Digital Marketing, virtual investment conferences and the question: LinkedIn or TikTok? This is how you could describe the topic of the 5th episode of GFC (not the ‘Global Financial Crisis’) Podcast. How do investment companies draw attention to themselves when they can no longer meet and advise their clients face-to-face? How is the relationship between Sales (they were the topic of the last GFC Podcast) and Marketing of asset and wealth managers changing? I talk about this, traditional strategies and new tools and about the fundamental upcoming regulation on cookies with Patrick Ide, Managing Director of GrndWorX in The Hague, and Alexandra von Kalnein, Managing Director of Natango Invest in Frankfurt am Main. This podcast is in English. Here you can find the whole interview with Patrick and Alexandra in English as a PDF.
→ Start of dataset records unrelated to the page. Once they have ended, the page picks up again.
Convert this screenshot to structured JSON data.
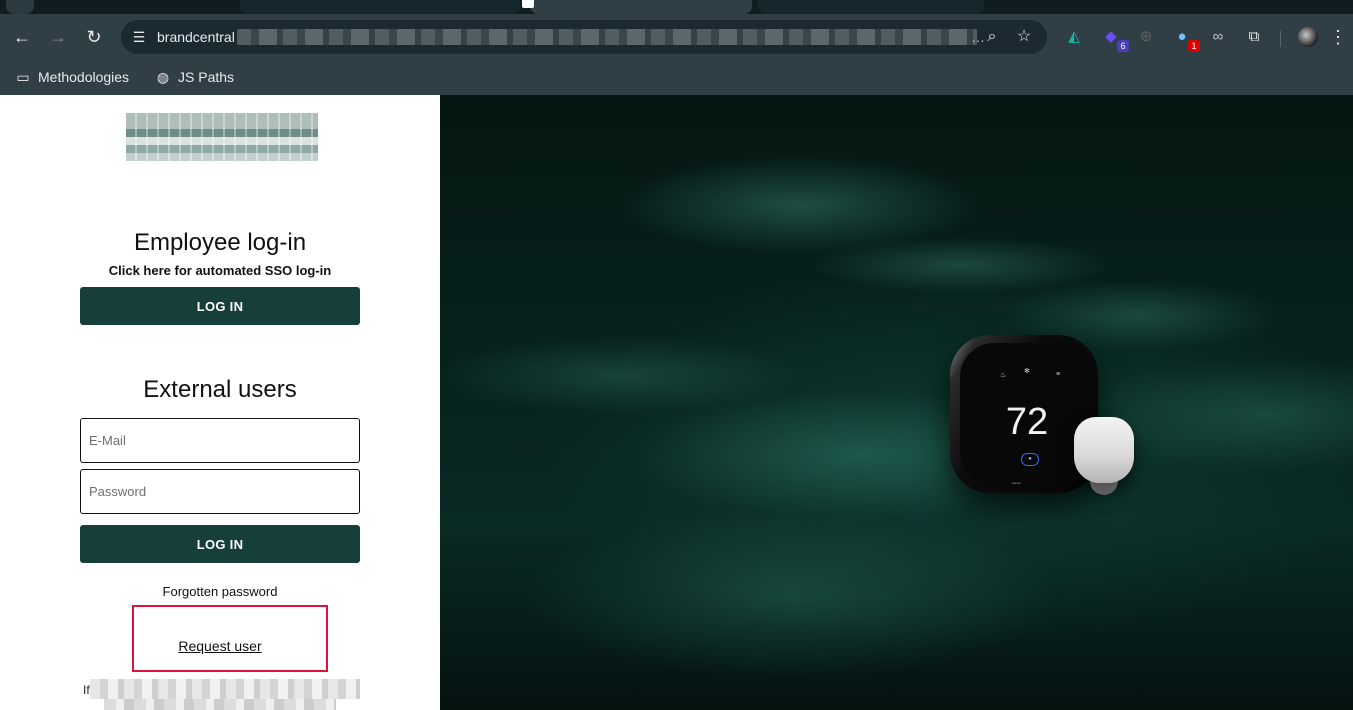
{
  "browser": {
    "url_prefix": "brandcentral",
    "url_ellipsis": "…",
    "extensions": [
      {
        "name": "flame-extension-icon",
        "glyph": "◭",
        "color": "#18b4a8"
      },
      {
        "name": "shape-extension-icon",
        "glyph": "◆",
        "color": "#6b4cff",
        "badge": "6",
        "badge_color": "#4b3fb8"
      },
      {
        "name": "crosshair-extension-icon",
        "glyph": "⊕",
        "color": "#5f6368"
      },
      {
        "name": "bulb-extension-icon",
        "glyph": "●",
        "color": "#6ec1ff",
        "badge": "1",
        "badge_color": "#e00000"
      },
      {
        "name": "link-extension-icon",
        "glyph": "∞",
        "color": "#bdc1c6"
      },
      {
        "name": "puzzle-extension-icon",
        "glyph": "⧉",
        "color": "#e8eaed"
      }
    ],
    "bookmarks": [
      {
        "label": "Methodologies",
        "icon": "folder-icon"
      },
      {
        "label": "JS Paths",
        "icon": "globe-icon"
      }
    ]
  },
  "login": {
    "employee_title": "Employee log-in",
    "sso_text": "Click here for automated SSO log-in",
    "sso_button": "LOG IN",
    "external_title": "External users",
    "email_placeholder": "E-Mail",
    "password_placeholder": "Password",
    "login_button": "LOG IN",
    "forgot_password": "Forgotten password",
    "request_user": "Request user",
    "footer_prefix": "If"
  },
  "hero": {
    "temperature": "72",
    "colors": {
      "accent": "#163f3a",
      "highlight": "#e0113a"
    }
  }
}
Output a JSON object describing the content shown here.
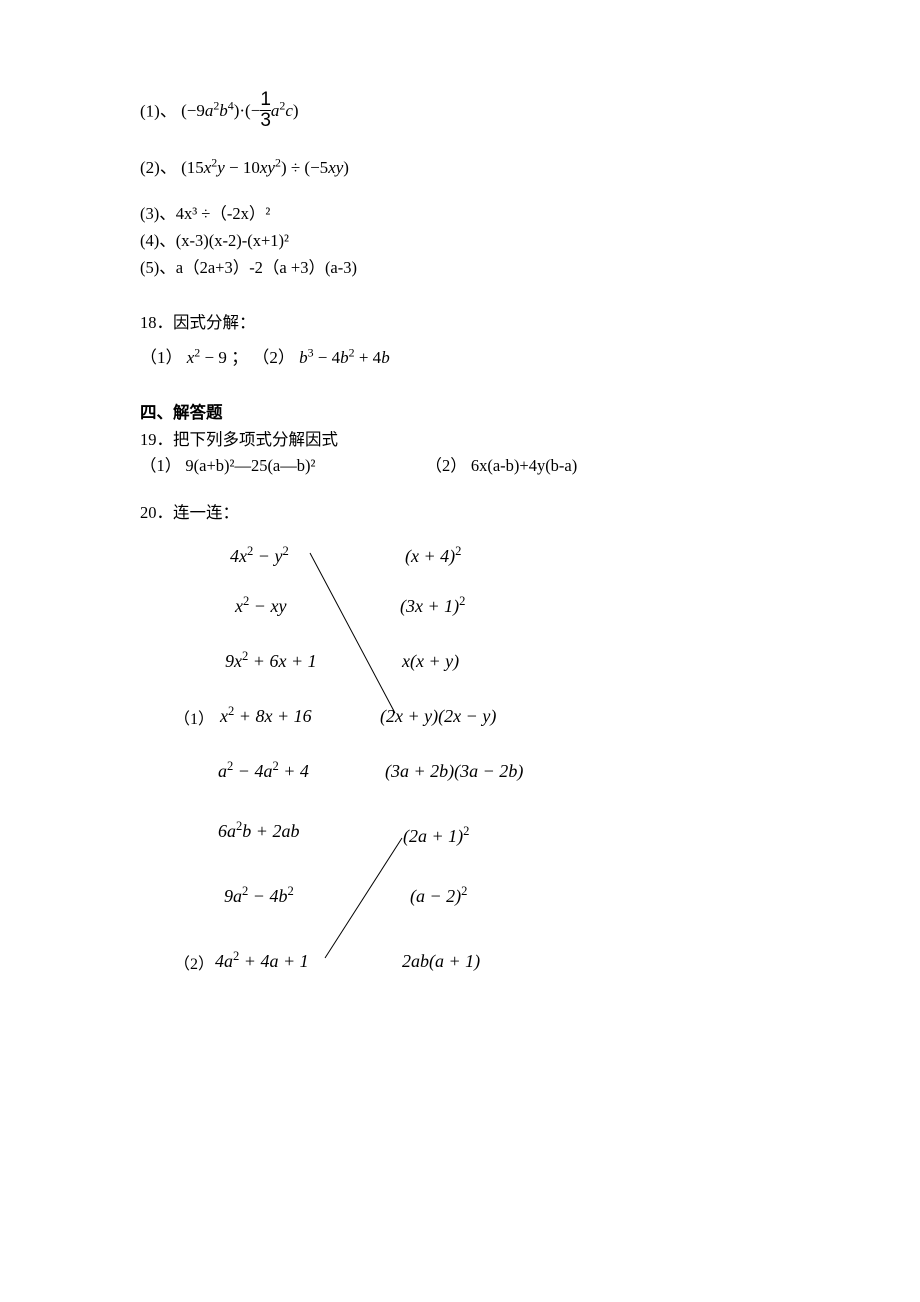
{
  "q17": {
    "p1_label": "(1)、",
    "p1_expr": "(−9a²b⁴)·(−",
    "p1_frac_num": "1",
    "p1_frac_den": "3",
    "p1_tail": "a²c)",
    "p2_label": "(2)、",
    "p2_expr": "(15x²y − 10xy²) ÷ (−5xy)",
    "p3": "(3)、4x³ ÷（-2x）²",
    "p4": "(4)、(x-3)(x-2)-(x+1)²",
    "p5": "(5)、a（2a+3）-2（a +3）(a-3)"
  },
  "q18": {
    "title": "18．因式分解：",
    "p1_label": "（1）",
    "p1_expr": "x² − 9",
    "sep": "；",
    "p2_label": "（2）",
    "p2_expr": "b³ − 4b² + 4b"
  },
  "section4": "四、解答题",
  "q19": {
    "title": "19．把下列多项式分解因式",
    "p1_label": "（1）",
    "p1_expr": "9(a+b)²—25(a—b)²",
    "p2_label": "（2）",
    "p2_expr": "6x(a-b)+4y(b-a)"
  },
  "q20": {
    "title": "20．连一连：",
    "label1": "（1）",
    "label2": "（2）",
    "left": {
      "l1": "4x² − y²",
      "l2": "x² − xy",
      "l3": "9x² + 6x + 1",
      "l4": "x² + 8x + 16",
      "l5": "a² − 4a² + 4",
      "l6": "6a²b + 2ab",
      "l7": "9a² − 4b²",
      "l8": "4a² + 4a + 1"
    },
    "right": {
      "r1": "(x + 4)²",
      "r2": "(3x + 1)²",
      "r3": "x(x + y)",
      "r4": "(2x + y)(2x − y)",
      "r5": "(3a + 2b)(3a − 2b)",
      "r6": "(2a + 1)²",
      "r7": "(a − 2)²",
      "r8": "2ab(a + 1)"
    }
  }
}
Duration of the podcast: 22:16 min.

 

The fish, the finances and the last act in the Brexit drama

The (for the time being) final curtain in the Brexit drama is rising these days, but it does not look like a good ending for the British financial and fund industry. Until recently, the biggest opportunity seemed to be “Fish for Finance“. But that is unlikely to happen. British financial firms are sitting on dry land if they do not have their own branch in the European Union by now (read the whole article as a PDF). Until the cancellation of British Prime Minister Boris Johnson last Friday, “Fish for Finance” – a possible trade between fishing rights for EU fishing boats in British waters on one hand and access for British financial products to the European Union on the other – looked quite promising. Haddock for funds or cod for derivatives, so to speak. Continue Reading

GFC Podcast episode 4: Challenging times for Third Party Marketers

How laborious institutional fund distribution has become in times of Coronavirus and lockdown, and which conclusions can be drawn from this for the future – that’s the topic of the new 4th episode of GFC (not the ‘Global Financial Crisis’) Podcast. And this time it’s completely in English. I’ve spoken to four Third Party Marketers, external sales consultants, who have been selling funds for a number of asset managers in the German speaking market (D-A-CH) and Luxembourg for decades: Natango Invest and bavi consulting (Bavicon) in the Frankfurt area, Multi Boutique Marketers (MBMs) in Luxembourg and London based Bohanan Ltd. Their verdict: No personal meetings, no pitches for new mandates and much longer investment processes – it’s been tough times and this is going to stay for a while … (original interview as a PDF).

GFC Podcast episode 3: The commission cap, EU taxonomy and long hair in lockdown

The new, third episode of GFC (not the ‘Global Financial Crisis’) Podcast is about financial market regulation, the still threatening commission cap for life insurance and the EU taxonomy (and long hair). Original statements can be heard from opponents and supporters of the commission cap – members of the German Bundestag Carsten Brodesser (CDU) and Frank Schäffler (FDP), Dr. Peter Schwark of the Association of the German Insurers (GDV), Norman Wirth, Brokers’ Association AfW, and Axel Kleinlein of the German Association of the Insured (BdV). In addition, an interview with consultant Anke Limbach (Limbach Consulting) – management consultant and specialist for the implementation of complex organisational projects in the securities investment sector – on the EU taxonomy for sustainable investments … and why this is likely to become an even greater degree of coordination than MiFID 2.

Unfortunately, it’s all in German …